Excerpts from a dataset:
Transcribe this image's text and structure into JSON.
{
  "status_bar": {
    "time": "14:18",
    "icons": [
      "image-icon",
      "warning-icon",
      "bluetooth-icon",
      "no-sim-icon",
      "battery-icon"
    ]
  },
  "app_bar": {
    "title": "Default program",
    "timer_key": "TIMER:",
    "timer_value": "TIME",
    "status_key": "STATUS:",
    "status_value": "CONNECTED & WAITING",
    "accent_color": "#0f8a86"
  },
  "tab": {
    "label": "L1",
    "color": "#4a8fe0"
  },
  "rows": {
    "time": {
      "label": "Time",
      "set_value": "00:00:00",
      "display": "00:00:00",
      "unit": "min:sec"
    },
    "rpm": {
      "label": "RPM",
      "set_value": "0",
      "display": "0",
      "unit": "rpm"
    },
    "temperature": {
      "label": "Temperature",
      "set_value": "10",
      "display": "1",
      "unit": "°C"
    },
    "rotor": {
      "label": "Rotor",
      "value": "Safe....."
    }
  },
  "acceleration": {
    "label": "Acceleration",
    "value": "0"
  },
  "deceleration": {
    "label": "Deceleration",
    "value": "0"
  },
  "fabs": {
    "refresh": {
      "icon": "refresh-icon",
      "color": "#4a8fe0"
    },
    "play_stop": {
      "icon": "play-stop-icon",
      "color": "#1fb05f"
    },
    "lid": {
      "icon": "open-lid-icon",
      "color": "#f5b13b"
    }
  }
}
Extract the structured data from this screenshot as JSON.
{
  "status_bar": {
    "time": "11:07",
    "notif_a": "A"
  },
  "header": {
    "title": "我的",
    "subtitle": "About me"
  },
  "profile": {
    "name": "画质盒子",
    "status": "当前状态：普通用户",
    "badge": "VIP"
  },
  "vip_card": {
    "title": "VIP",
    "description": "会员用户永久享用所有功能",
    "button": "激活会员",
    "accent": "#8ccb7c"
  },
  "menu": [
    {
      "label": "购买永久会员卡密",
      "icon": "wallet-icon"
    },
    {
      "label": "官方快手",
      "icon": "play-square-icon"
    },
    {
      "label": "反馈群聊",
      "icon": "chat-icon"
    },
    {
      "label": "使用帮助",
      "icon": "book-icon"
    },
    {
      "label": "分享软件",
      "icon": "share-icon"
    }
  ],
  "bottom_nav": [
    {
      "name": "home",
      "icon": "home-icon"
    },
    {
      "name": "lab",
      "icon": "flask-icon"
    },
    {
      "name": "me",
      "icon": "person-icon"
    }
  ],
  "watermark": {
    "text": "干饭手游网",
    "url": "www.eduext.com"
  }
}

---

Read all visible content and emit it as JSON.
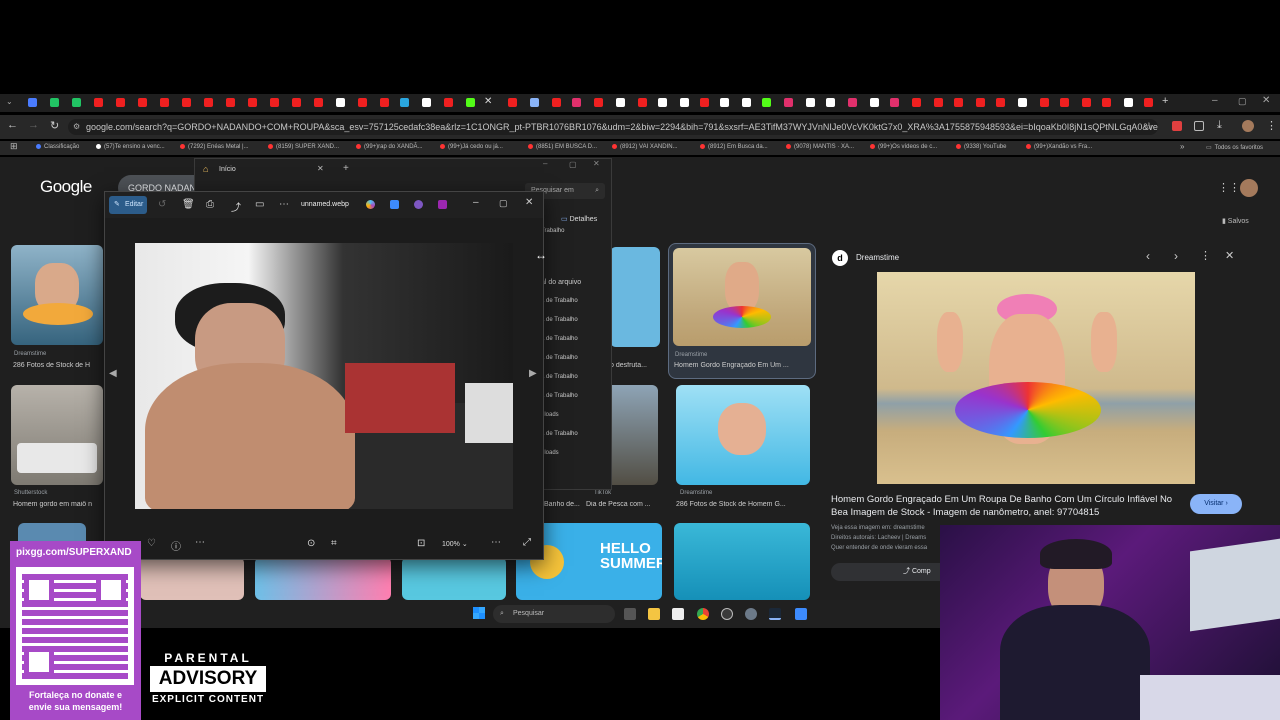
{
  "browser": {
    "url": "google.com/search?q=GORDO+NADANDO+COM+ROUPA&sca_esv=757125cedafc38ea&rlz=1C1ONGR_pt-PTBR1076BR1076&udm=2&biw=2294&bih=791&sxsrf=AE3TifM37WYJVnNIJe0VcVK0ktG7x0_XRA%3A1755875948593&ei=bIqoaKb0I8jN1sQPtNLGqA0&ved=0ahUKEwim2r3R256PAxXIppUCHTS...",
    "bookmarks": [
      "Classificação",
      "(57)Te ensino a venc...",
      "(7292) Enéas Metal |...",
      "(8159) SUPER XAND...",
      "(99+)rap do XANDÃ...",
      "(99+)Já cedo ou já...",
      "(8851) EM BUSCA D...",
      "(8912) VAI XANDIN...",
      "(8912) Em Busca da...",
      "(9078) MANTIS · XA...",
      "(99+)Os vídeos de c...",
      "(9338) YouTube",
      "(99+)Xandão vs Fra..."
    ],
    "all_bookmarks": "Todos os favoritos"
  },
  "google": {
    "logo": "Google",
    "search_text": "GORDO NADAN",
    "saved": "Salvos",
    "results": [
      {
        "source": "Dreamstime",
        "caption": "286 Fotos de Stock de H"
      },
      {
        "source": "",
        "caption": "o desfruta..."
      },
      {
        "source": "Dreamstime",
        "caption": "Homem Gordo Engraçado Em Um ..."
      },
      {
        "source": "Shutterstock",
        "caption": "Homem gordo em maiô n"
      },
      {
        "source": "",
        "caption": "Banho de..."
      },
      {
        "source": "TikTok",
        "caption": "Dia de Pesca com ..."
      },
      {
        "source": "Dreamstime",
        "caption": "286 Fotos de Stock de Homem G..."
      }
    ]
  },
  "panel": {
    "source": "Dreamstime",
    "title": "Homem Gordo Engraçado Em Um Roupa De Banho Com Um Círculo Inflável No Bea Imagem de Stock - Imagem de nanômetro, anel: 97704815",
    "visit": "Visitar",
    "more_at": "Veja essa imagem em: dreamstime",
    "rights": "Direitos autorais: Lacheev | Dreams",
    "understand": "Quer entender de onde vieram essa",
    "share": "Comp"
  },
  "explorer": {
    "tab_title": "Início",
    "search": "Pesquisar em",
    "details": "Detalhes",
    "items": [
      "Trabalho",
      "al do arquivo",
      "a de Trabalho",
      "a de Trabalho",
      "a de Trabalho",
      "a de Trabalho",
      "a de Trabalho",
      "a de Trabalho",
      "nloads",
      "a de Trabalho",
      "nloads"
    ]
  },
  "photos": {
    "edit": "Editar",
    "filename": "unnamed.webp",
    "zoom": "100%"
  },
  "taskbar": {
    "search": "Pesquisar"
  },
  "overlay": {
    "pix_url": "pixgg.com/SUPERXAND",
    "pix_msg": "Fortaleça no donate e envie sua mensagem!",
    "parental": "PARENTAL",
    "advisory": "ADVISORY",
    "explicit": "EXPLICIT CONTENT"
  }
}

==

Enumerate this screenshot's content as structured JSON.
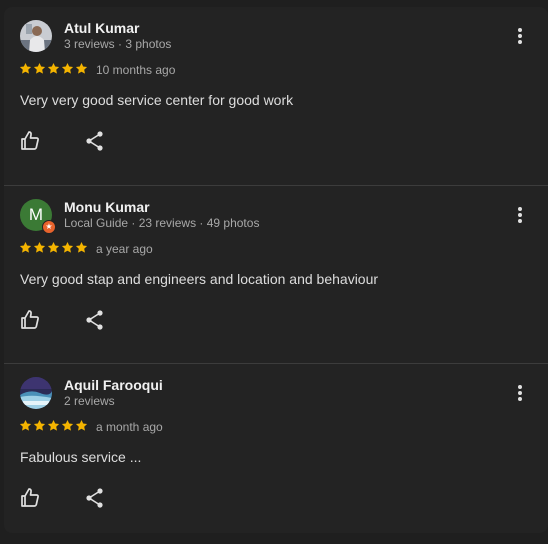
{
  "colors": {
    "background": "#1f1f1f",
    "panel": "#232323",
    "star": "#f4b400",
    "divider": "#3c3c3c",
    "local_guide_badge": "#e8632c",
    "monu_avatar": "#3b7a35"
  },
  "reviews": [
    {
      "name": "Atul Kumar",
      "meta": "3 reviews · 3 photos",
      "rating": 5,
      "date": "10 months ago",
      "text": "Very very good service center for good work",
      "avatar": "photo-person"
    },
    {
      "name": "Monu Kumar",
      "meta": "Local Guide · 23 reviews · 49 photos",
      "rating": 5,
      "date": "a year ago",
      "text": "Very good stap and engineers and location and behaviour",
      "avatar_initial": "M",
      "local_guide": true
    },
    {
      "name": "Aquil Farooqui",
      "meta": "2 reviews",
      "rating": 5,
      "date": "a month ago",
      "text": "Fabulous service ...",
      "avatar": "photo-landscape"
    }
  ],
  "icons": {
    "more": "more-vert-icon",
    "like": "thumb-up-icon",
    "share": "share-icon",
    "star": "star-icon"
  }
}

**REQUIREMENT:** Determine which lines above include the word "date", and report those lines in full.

**WRITTEN REPLY:**
      "date": "10 months ago",
      "date": "a year ago",
      "date": "a month ago",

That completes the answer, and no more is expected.